Information provided:
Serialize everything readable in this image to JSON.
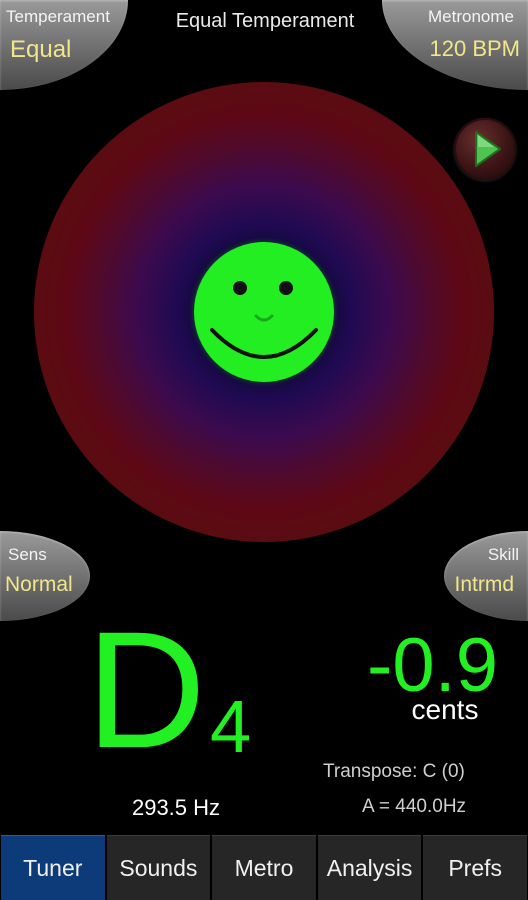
{
  "header": {
    "title": "Equal Temperament"
  },
  "temperament": {
    "label": "Temperament",
    "value": "Equal"
  },
  "metronome": {
    "label": "Metronome",
    "value": "120 BPM"
  },
  "sens": {
    "label": "Sens",
    "value": "Normal"
  },
  "skill": {
    "label": "Skill",
    "value": "Intrmd"
  },
  "play": {
    "icon": "play-icon"
  },
  "indicator": {
    "icon": "smiley-face-icon",
    "color": "#22ee22"
  },
  "reading": {
    "note": "D",
    "octave": "4",
    "cents": "-0.9",
    "cents_unit": "cents",
    "frequency": "293.5 Hz",
    "transpose": "Transpose: C (0)",
    "reference": "A = 440.0Hz",
    "color": "#22f022"
  },
  "tabs": [
    {
      "label": "Tuner",
      "active": true
    },
    {
      "label": "Sounds",
      "active": false
    },
    {
      "label": "Metro",
      "active": false
    },
    {
      "label": "Analysis",
      "active": false
    },
    {
      "label": "Prefs",
      "active": false
    }
  ],
  "colors": {
    "active_tab": "#0d3b7a",
    "corner_value": "#f2e68a"
  }
}
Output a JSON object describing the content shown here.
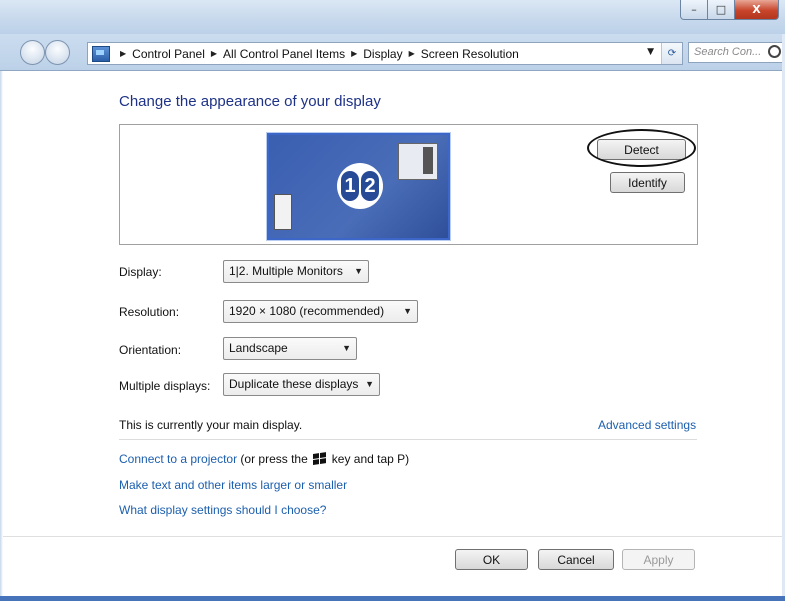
{
  "window": {
    "controls": {
      "minimize": "–",
      "maximize": "□",
      "close": "X"
    }
  },
  "address_bar": {
    "breadcrumb": [
      "Control Panel",
      "All Control Panel Items",
      "Display",
      "Screen Resolution"
    ],
    "search_placeholder": "Search Con..."
  },
  "page": {
    "heading": "Change the appearance of your display",
    "preview": {
      "monitor_label_1": "1",
      "monitor_label_2": "2",
      "detect_label": "Detect",
      "identify_label": "Identify"
    },
    "settings": {
      "display_label": "Display:",
      "display_value": "1|2. Multiple Monitors",
      "resolution_label": "Resolution:",
      "resolution_value": "1920 × 1080 (recommended)",
      "orientation_label": "Orientation:",
      "orientation_value": "Landscape",
      "multiple_label": "Multiple displays:",
      "multiple_value": "Duplicate these displays"
    },
    "main_display_note": "This is currently your main display.",
    "advanced_link": "Advanced settings",
    "projector_link": "Connect to a projector",
    "projector_text_before": "(or press the",
    "projector_text_after": "key and tap P)",
    "text_size_link": "Make text and other items larger or smaller",
    "which_settings_link": "What display settings should I choose?"
  },
  "footer": {
    "ok_label": "OK",
    "cancel_label": "Cancel",
    "apply_label": "Apply"
  }
}
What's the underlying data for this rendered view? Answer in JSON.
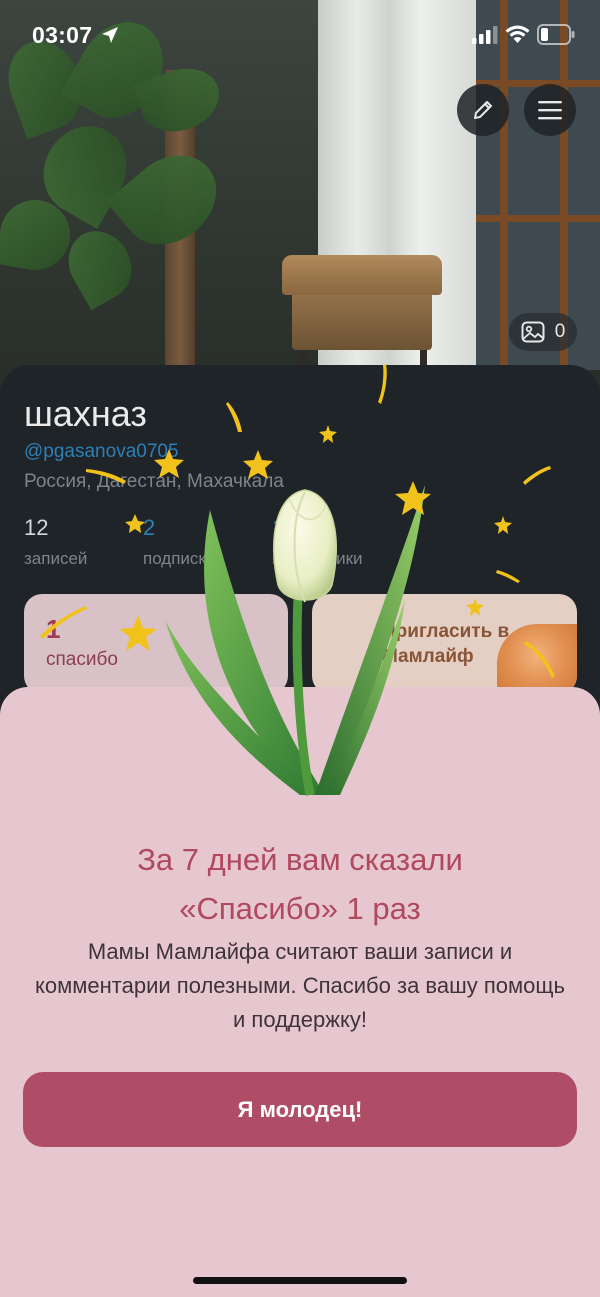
{
  "status_bar": {
    "time": "03:07"
  },
  "profile": {
    "photo_count": "0",
    "name": "шахназ",
    "handle": "@pgasanova0705",
    "location": "Россия, Дагестан, Махачкала",
    "stats": [
      {
        "value": "12",
        "label": "записей"
      },
      {
        "value": "2",
        "label": "подписки"
      },
      {
        "value": "1",
        "label": "подписчики"
      }
    ],
    "thanks_card": {
      "count": "1",
      "label": "спасибо"
    },
    "invite_card": {
      "label": "Пригласить в Мамлайф"
    }
  },
  "sheet": {
    "title_line1": "За 7 дней вам сказали",
    "title_line2": "«Спасибо» 1 раз",
    "text": "Мамы Мамлайфа считают ваши записи и комментарии полезными. Спасибо за вашу помощь и поддержку!",
    "button_label": "Я молодец!"
  },
  "colors": {
    "accent": "#b04d66",
    "sheet_bg": "#e6c7d0",
    "title": "#b0485e",
    "link": "#2e7fb4",
    "card_bg": "#1f2429"
  },
  "icons": [
    "location-arrow-icon",
    "signal-icon",
    "wifi-icon",
    "battery-icon",
    "pencil-icon",
    "menu-icon",
    "image-icon",
    "tulip-illustration",
    "star-icon"
  ]
}
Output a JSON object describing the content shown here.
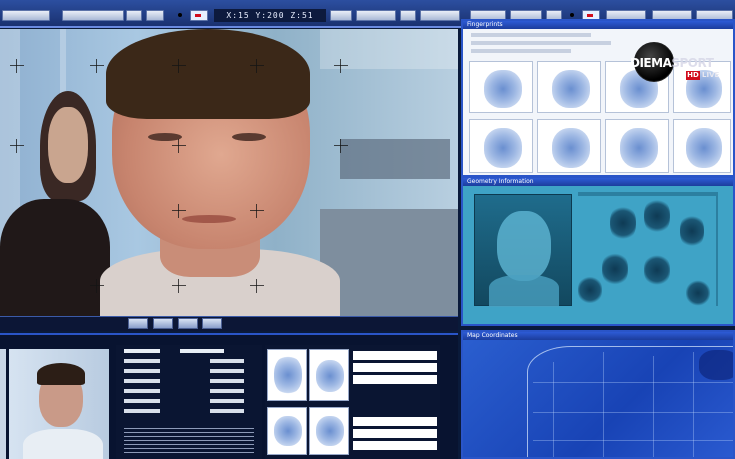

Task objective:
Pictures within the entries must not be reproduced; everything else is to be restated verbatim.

Finished task:
Serialize everything readable in this image to JSON.
{
  "header": {
    "title": "Equal Temperament"
  },
  "temperament": {
    "label": "Temperament",
    "value": "Equal"
  },
  "metronome": {
    "label": "Metronome",
    "value": "120 BPM"
  },
  "sens": {
    "label": "Sens",
    "value": "Normal"
  },
  "skill": {
    "label": "Skill",
    "value": "Intrmd"
  },
  "play": {
    "icon": "play-icon"
  },
  "indicator": {
    "icon": "smiley-face-icon",
    "color": "#22ee22"
  },
  "reading": {
    "note": "D",
    "octave": "4",
    "cents": "-0.9",
    "cents_unit": "cents",
    "frequency": "293.5 Hz",
    "transpose": "Transpose: C (0)",
    "reference": "A = 440.0Hz",
    "color": "#22f022"
  },
  "tabs": [
    {
      "label": "Tuner",
      "active": true
    },
    {
      "label": "Sounds",
      "active": false
    },
    {
      "label": "Metro",
      "active": false
    },
    {
      "label": "Analysis",
      "active": false
    },
    {
      "label": "Prefs",
      "active": false
    }
  ],
  "colors": {
    "active_tab": "#0d3b7a",
    "corner_value": "#f2e68a"
  }
}
Output a JSON object describing the content shown here.
{
  "window": {
    "controls": {
      "minimize": "–",
      "maximize": "□",
      "close": "X"
    }
  },
  "address_bar": {
    "breadcrumb": [
      "Control Panel",
      "All Control Panel Items",
      "Display",
      "Screen Resolution"
    ],
    "search_placeholder": "Search Con..."
  },
  "page": {
    "heading": "Change the appearance of your display",
    "preview": {
      "monitor_label_1": "1",
      "monitor_label_2": "2",
      "detect_label": "Detect",
      "identify_label": "Identify"
    },
    "settings": {
      "display_label": "Display:",
      "display_value": "1|2. Multiple Monitors",
      "resolution_label": "Resolution:",
      "resolution_value": "1920 × 1080 (recommended)",
      "orientation_label": "Orientation:",
      "orientation_value": "Landscape",
      "multiple_label": "Multiple displays:",
      "multiple_value": "Duplicate these displays"
    },
    "main_display_note": "This is currently your main display.",
    "advanced_link": "Advanced settings",
    "projector_link": "Connect to a projector",
    "projector_text_before": "(or press the",
    "projector_text_after": "key and tap P)",
    "text_size_link": "Make text and other items larger or smaller",
    "which_settings_link": "What display settings should I choose?"
  },
  "footer": {
    "ok_label": "OK",
    "cancel_label": "Cancel",
    "apply_label": "Apply"
  }
}
What's the underlying data for this rendered view? Answer in JSON.
{
  "status_bar": {
    "time": "03:07"
  },
  "profile": {
    "photo_count": "0",
    "name": "шахназ",
    "handle": "@pgasanova0705",
    "location": "Россия, Дагестан, Махачкала",
    "stats": [
      {
        "value": "12",
        "label": "записей"
      },
      {
        "value": "2",
        "label": "подписки"
      },
      {
        "value": "1",
        "label": "подписчики"
      }
    ],
    "thanks_card": {
      "count": "1",
      "label": "спасибо"
    },
    "invite_card": {
      "label": "Пригласить в Мамлайф"
    }
  },
  "sheet": {
    "title_line1": "За 7 дней вам сказали",
    "title_line2": "«Спасибо» 1 раз",
    "text": "Мамы Мамлайфа считают ваши записи и комментарии полезными. Спасибо за вашу помощь и поддержку!",
    "button_label": "Я молодец!"
  },
  "colors": {
    "accent": "#b04d66",
    "sheet_bg": "#e6c7d0",
    "title": "#b0485e",
    "link": "#2e7fb4",
    "card_bg": "#1f2429"
  },
  "icons": [
    "location-arrow-icon",
    "signal-icon",
    "wifi-icon",
    "battery-icon",
    "pencil-icon",
    "menu-icon",
    "image-icon",
    "tulip-illustration",
    "star-icon"
  ]
}
Output a JSON object describing the content shown here.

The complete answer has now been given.